While this is conjecture and no factual evidence can be determined from the data collected it could become a problem in the future and a legitimate cause for privacy concerns.
Who can access my data?
Your supplier will automatically be able to access your energy usage data and they’ll use it to calculate your bills.
The new network will mean that third party companies, once registered to the DCC and approved, will have access to smart meter data.
Who will use my data?
For companies to access any information to begin with, they will have to apply to be registered as a ‘user’ and the only way of communicating with a DCC smart meter device is to become a user.
Certain types of energy industry participants, including domestic energy suppliers and network operators are obliged to become users.
Other companies must also become a user if they wish to communicate with a DCC smart metering device, for example, to get a history of a customer’s consumption or details of their current tariff.
Using this network should mean suppliers avoid the complexity and duplicated costs of installing their own networks.
Crucially, customers MUST consent to having their data used by third party providers – it is set to be an opt-in scheme.
The Department for Business, Energy and Industrial Strategy has sought to reassure households worried about the new framework.
A spokesman said: ‘Smart meters are helping people track how much they are spending on gas and electricity so they can save money.
‘They are part of an essential upgrade to our national infrastructure that will help the country transition to a cleaner and more efficient energy system.
‘Households have control over who can access their detailed energy consumption data and for what purposes as energy suppliers are subject to a strict data access framework.’
Will my data be safe?
Energy suppliers are subject to GDPR data protection legislation, breaches of which could lead to fines of up to €20million or 4 per cent annual turnover – whichever is higher.
The DCC is claiming that this data collection could actually improve things for customers, allowing for more suitable and tailored pricing of tariffs for customers based on how and when they use energy.
The DCC website says: ‘With improved insight into consumption patterns provided by online smart meter reporting, new saving opportunities can be identified and pursued.
‘In addition, the smart meter could be used as a platform to launch new smart energy services and product offerings.’
Devices: Smart meters are supposed to help customers understand their energy billing better
Should I give permission for my data to be used?
After customers have given permission, in the first instance, it is likely the data will be used to make switching supplier smoother.

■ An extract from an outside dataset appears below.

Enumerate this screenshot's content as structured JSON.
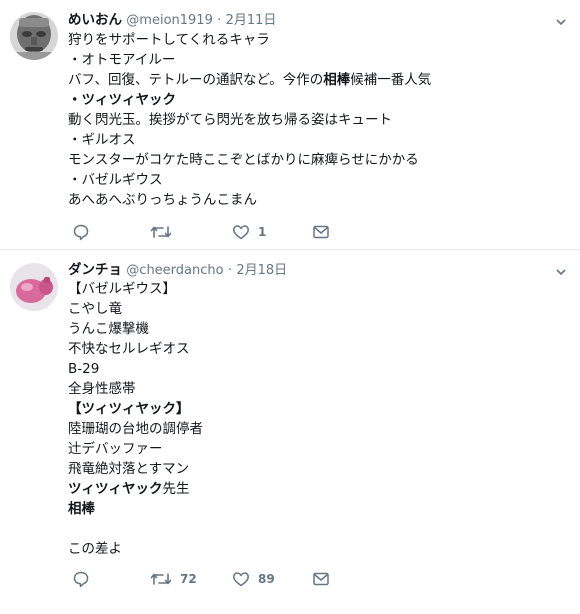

Currently the system for doing so is plagued with difficulties.
The new data handover would also mean that customers will no longer have to submit meter readings; providers can simply pull the information from the DCC’s database and bill the consumer accordingly.
Your data could also be used to tailor and recommend specific deals specific to you.
For those who find it a pain to submit meter readings or are having trouble switching supplier and therefore spending more money than necessary, this will come as welcome news.
However, many others will be concerned about whether the offers tailored for them are genuinely the best ones for them.
Robert Cheesewright, director of corporate affairs at Smart Energy GB, said: ‘The only data contained in a smart meter is your energy information. How this data is used is strictly regulated.
‘You control your data and energy suppliers cannot use it for marketing purposes without your express consent.
‘Getting a smart meter is a vital step we can all take in upgrading our national network, making better use of cheaper renewable energy and tackling the causes of climate change.’
There is a list of suppliers that are already in the process of becoming a user and This is Money has asked the DCC to provide this information.